In fantasy, there is reality at last.
The insistence of Bears coach Matt Nagy on starting Andy Dalton in the season opener took a beating in a fantasy football article by Pro Football Focus' Ian Hartitz.
While the point of the article is aimed at fantasy football potential for Justin Fields, along the way it dispenses plenty of information best used as an argument against playing Dalton beyond Week 1.
There's no point in debating whether Nagy needs to start Dalton in the opener because he has already decided to do this, but if the Bears really looked at objective fact they would be using a quick hook on the Red Rifle.
For fantasy purposes, Hartitz concludes it's OK to pursue Fields even if the Bears are trying to hold him out of games.
"He's my QB18 ahead of guys like Trevor Lawrence, Carson Wentz and Kirk Cousins but behind (Trey) Lance, Ryan Fitzpatrick and Baker Mayfield," Hartitz wrote. "I'm all for chasing Fields' upside at a reasonable cost; just don't get too carried away."
The provision being the Bears offensive line last year was ranked low by PFF and try to remember they dumped tackle Charles Leno Jr. to and plan to use Teven Jenkins, who is going to need a while to adjust to the pro game.
Those stats are all fine for the fantasy owner but for the pure Bears fan there are trends with Dalton's play pointed out here on BearDigest since his signing.
Poor yards per pass (6.5), a mediocre passer rating (87.3) and a series of PFF's invented metrics like big-time throw rate (ranked 36th) and turnover-worthy passes (ranked 12th) all point toward this.

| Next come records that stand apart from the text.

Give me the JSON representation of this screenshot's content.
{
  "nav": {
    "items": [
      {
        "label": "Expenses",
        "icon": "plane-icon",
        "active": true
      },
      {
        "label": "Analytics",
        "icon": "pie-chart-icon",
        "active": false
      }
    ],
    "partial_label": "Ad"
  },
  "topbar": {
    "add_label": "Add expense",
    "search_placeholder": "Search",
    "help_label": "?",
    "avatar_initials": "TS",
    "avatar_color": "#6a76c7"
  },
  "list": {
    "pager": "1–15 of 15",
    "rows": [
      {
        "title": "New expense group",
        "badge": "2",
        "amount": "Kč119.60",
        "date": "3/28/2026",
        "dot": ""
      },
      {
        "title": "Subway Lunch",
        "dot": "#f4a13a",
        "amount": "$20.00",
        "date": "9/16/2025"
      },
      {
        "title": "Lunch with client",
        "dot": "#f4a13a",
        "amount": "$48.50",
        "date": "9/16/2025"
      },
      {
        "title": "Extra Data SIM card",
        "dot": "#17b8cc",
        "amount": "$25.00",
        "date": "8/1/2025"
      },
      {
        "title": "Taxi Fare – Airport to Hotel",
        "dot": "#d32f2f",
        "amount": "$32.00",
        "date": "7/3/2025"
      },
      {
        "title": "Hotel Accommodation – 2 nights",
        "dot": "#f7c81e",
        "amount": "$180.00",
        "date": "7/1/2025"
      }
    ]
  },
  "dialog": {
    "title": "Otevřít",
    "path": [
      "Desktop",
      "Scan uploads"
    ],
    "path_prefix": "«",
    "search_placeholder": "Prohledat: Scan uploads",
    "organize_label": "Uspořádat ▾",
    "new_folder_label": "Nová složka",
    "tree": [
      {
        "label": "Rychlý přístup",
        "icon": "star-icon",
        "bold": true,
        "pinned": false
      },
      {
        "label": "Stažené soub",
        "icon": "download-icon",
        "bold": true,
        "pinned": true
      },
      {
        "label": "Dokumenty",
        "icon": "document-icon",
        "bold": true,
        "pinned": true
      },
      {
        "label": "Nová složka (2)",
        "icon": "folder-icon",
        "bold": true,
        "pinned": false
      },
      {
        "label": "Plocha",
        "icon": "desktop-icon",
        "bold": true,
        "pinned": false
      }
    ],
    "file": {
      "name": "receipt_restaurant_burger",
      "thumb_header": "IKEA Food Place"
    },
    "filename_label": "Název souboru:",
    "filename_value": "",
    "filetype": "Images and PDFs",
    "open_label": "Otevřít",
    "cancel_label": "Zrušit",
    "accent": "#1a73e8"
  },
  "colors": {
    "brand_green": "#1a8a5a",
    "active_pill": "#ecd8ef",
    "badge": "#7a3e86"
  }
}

Hartitz's stats from last year supported one statement made here before when the Bears gave up on Trubisky and signed Dalton—they might have been better off keeping their former starter around instead of bringing in the former Bengals starter and Cowboys backup.
"Former QB1 Mitchell Trubisky actually posted better marks than Dalton in big-time throw rate, yards per attempt and QB rating last season; largely the only certainty The Red Rocket brings to the table is a reduced turnover-worthy play rate," Hartitz said. However, Hartitz brought up another reality and that's the way the Bears schedule breaks. If Nagy doesn't quickly ditch Dalton after the opener and use Fields against Cincinnati in the home opener, Bears fans can expect a huge dose of Dalton until at least midseason: "...look out, because Weeks 2-5 consist of soft enough defenses that it could feasibly take until after the Bears’ Week 10 bye for Fields to need to be under center."
The soft schedule would allow Dalton to hang in as starter. Check out what comes after Week 5 and you'll see why it's possible Dalton would start until beyond the midpoint.
For some reason Hartitz includes Cleveland's defense in the soft spot, which isn't really the case. But after this there are the Lions and Raiders. Then, in Week 6 begins a stretch of difficult defenses to face: Green Bay, Tampa Bay, San Francisco, Pittsburgh and Baltimore.
My contention in a weekend article about best dates to start Fields is Week 4 against Detroit because the Bears will be coming off a loss to the Browns, will be 1-2 at best and Nagy will be searching for something against a weak Lions team prior to going on the difficult stretch of the schedule. Ideally, Week 2 is better because it's against Cincinnati at home and gets Dalton off the field.
But Hartitz's point is well taken. Those games against Detroit, Cincinnati and Las Vegas can make Dalton look better than he is and encourage Nagy to stick with his plan.
Then, where are the Bears when Fields is called on to immediately play against the toughest competition.
It's difficult to protect players in the NFL because every team has something dangerous on offense and defense.
Giving Fields a fighting chance, though, would be the best way to do it and starting him prior to Week 3 or during Week 4 would be the best way to go based on PFF's analysis and any other form of statistical endeavor.